### Problem description
Check every line below for the string "Arbitrage". Copy the ones that have it.

### Web page and app entries
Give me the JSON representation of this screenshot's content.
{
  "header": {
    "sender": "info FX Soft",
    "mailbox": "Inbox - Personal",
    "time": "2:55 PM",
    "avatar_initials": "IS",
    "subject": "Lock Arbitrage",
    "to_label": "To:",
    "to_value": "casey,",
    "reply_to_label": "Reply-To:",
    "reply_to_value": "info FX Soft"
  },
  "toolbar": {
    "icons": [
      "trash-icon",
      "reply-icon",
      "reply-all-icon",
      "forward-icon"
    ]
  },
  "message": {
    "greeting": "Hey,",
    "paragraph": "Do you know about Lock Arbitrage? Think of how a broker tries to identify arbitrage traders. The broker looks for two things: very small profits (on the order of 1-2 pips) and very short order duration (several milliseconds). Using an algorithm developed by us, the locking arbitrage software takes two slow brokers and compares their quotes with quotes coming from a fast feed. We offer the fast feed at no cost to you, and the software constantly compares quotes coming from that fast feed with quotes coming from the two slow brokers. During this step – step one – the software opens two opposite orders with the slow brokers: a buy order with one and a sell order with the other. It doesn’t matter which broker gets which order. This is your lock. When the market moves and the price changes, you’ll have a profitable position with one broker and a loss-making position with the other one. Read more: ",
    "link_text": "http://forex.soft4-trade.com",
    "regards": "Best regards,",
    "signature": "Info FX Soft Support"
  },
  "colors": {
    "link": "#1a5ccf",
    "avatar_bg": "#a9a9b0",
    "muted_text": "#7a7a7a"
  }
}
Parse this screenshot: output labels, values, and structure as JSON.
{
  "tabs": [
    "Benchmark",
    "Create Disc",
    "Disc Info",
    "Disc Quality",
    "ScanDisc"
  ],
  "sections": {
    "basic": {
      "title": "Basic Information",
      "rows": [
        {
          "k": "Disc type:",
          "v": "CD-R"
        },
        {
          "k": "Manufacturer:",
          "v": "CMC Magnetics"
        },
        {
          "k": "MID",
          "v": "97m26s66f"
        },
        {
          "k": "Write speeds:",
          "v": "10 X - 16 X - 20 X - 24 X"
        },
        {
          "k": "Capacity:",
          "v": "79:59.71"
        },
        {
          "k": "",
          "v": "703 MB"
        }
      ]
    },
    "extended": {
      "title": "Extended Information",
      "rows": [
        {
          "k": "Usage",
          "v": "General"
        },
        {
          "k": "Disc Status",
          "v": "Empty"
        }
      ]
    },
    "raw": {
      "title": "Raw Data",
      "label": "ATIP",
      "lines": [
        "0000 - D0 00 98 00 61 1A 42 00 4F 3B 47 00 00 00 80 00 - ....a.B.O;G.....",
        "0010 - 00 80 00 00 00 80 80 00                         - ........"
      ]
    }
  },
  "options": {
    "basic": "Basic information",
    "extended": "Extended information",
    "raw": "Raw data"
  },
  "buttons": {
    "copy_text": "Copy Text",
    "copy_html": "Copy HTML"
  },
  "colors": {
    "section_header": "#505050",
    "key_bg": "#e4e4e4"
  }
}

### Written response
    "subject": "Lock Arbitrage",
    "paragraph": "Do you know about Lock Arbitrage? Think of how a broker tries to identify arbitrage traders. The broker looks for two things: very small profits (on the order of 1-2 pips) and very short order duration (several milliseconds). Using an algorithm developed by us, the locking arbitrage software takes two slow brokers and compares their quotes with quotes coming from a fast feed. We offer the fast feed at no cost to you, and the software constantly compares quotes coming from that fast feed with quotes coming from the two slow brokers. During this step – step one – the software opens two opposite orders with the slow brokers: a buy order with one and a sell order with the other. It doesn’t matter which broker gets which order. This is your lock. When the market moves and the price changes, you’ll have a profitable position with one broker and a loss-making position with the other one. Read more: ",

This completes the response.